(Data items)
+===+
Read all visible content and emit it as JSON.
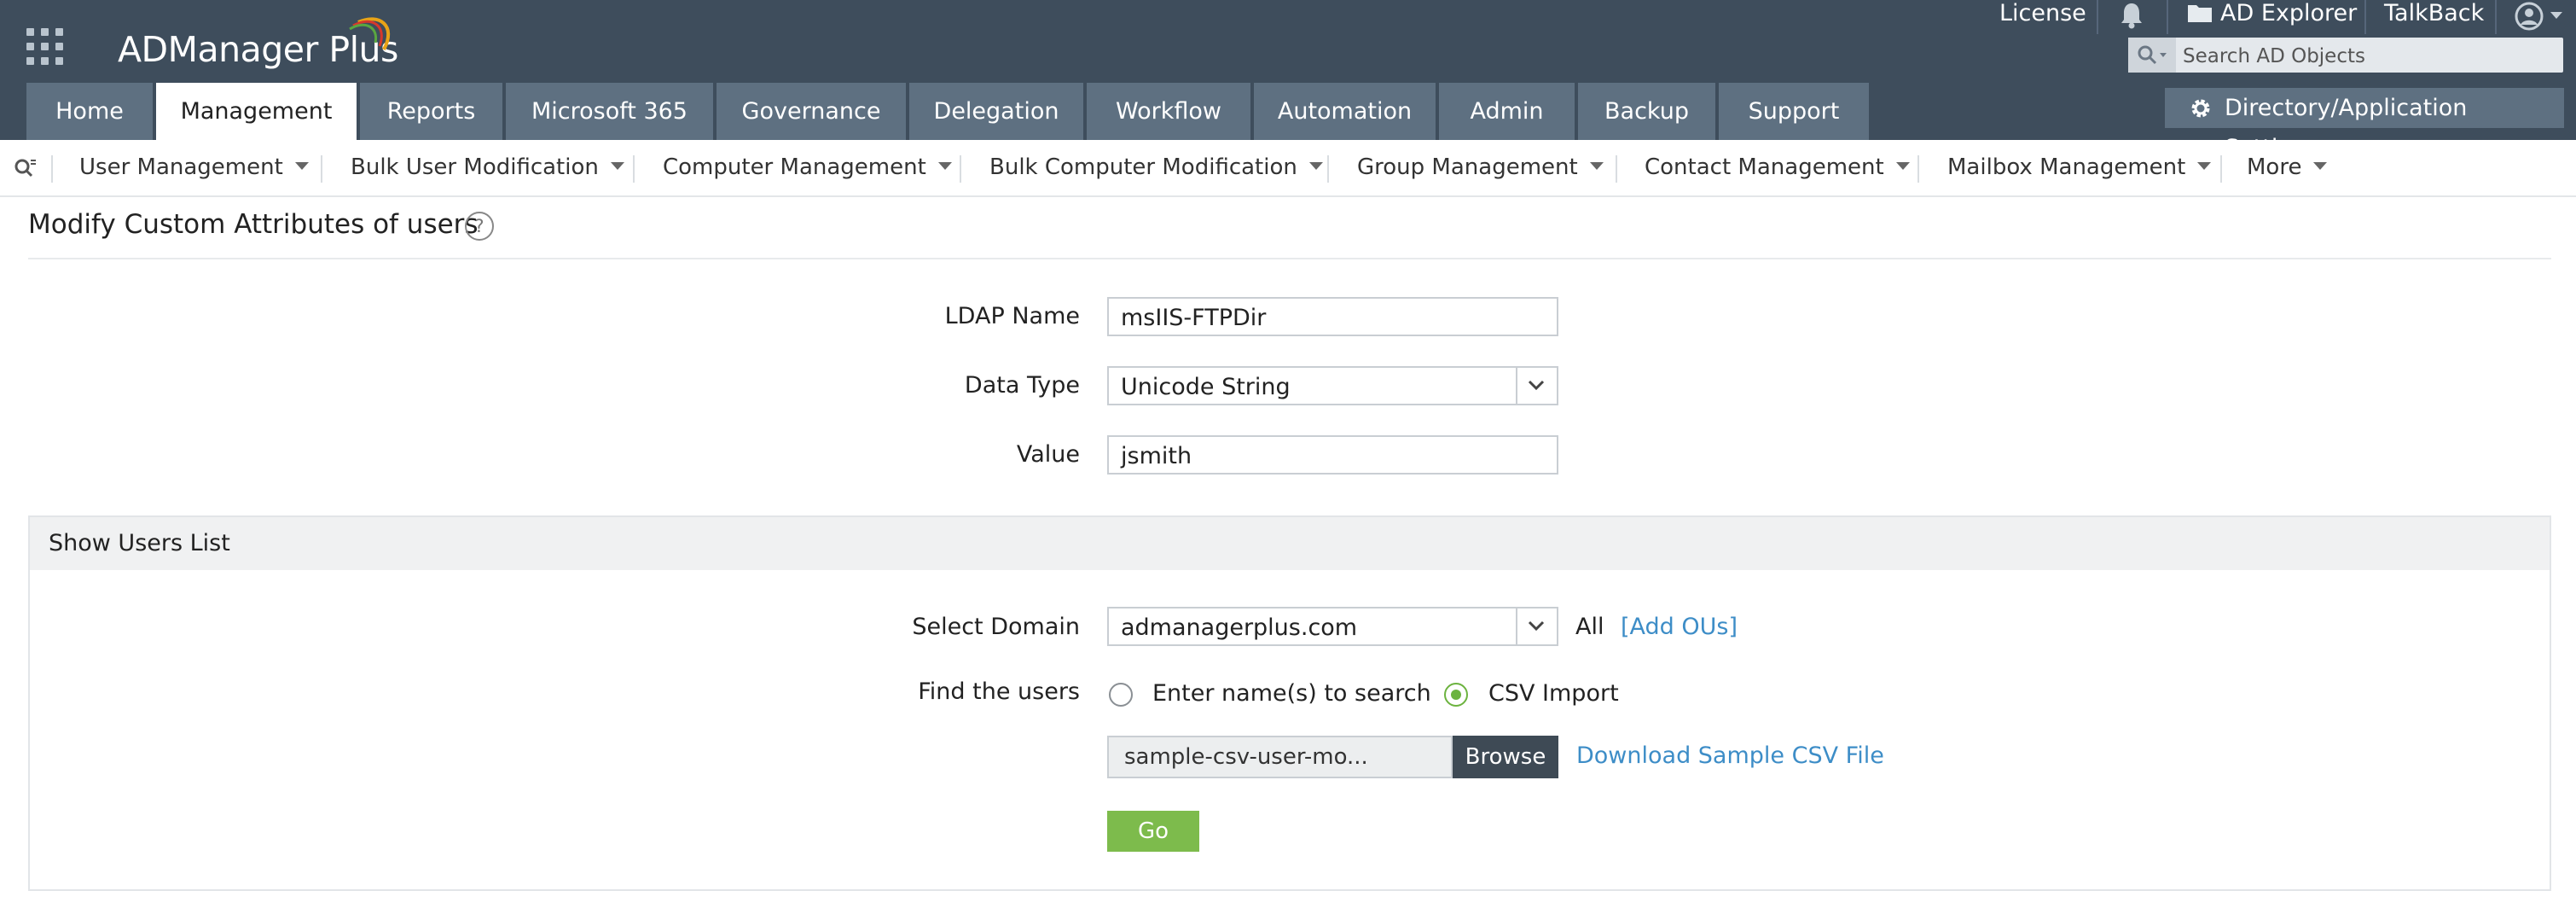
{
  "header": {
    "logo_text": "ADManager Plus",
    "top_links": {
      "license": "License",
      "ad_explorer": "AD Explorer",
      "talkback": "TalkBack"
    },
    "search": {
      "placeholder": "Search AD Objects"
    },
    "tabs": [
      {
        "label": "Home"
      },
      {
        "label": "Management",
        "active": true
      },
      {
        "label": "Reports"
      },
      {
        "label": "Microsoft 365"
      },
      {
        "label": "Governance"
      },
      {
        "label": "Delegation"
      },
      {
        "label": "Workflow"
      },
      {
        "label": "Automation"
      },
      {
        "label": "Admin"
      },
      {
        "label": "Backup"
      },
      {
        "label": "Support"
      }
    ],
    "settings_button": "Directory/Application Settings"
  },
  "subnav": {
    "items": [
      {
        "label": "User Management"
      },
      {
        "label": "Bulk User Modification"
      },
      {
        "label": "Computer Management"
      },
      {
        "label": "Bulk Computer Modification"
      },
      {
        "label": "Group Management"
      },
      {
        "label": "Contact Management"
      },
      {
        "label": "Mailbox Management"
      },
      {
        "label": "More"
      }
    ]
  },
  "page": {
    "title": "Modify Custom Attributes of users",
    "help_glyph": "?"
  },
  "form": {
    "ldap_name_label": "LDAP Name",
    "ldap_name_value": "msIIS-FTPDir",
    "data_type_label": "Data Type",
    "data_type_value": "Unicode String",
    "value_label": "Value",
    "value_value": "jsmith"
  },
  "users_panel": {
    "header": "Show Users List",
    "select_domain_label": "Select Domain",
    "domain_value": "admanagerplus.com",
    "all_text": "All",
    "add_ous_link": "[Add OUs]",
    "find_users_label": "Find the users",
    "option_search": "Enter name(s) to search",
    "option_csv": "CSV Import",
    "selected_option": "csv",
    "file_name": "sample-csv-user-mo...",
    "browse_button": "Browse",
    "download_link": "Download Sample CSV File",
    "go_button": "Go"
  },
  "colors": {
    "header_bg": "#3e4d5c",
    "tab_bg": "#5e7081",
    "accent_green": "#7dbb4c",
    "link_blue": "#3d8dc7"
  }
}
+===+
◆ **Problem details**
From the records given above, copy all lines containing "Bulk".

◆ **Answer space**
        "label": "Bulk User Modification"
        "label": "Bulk Computer Modification"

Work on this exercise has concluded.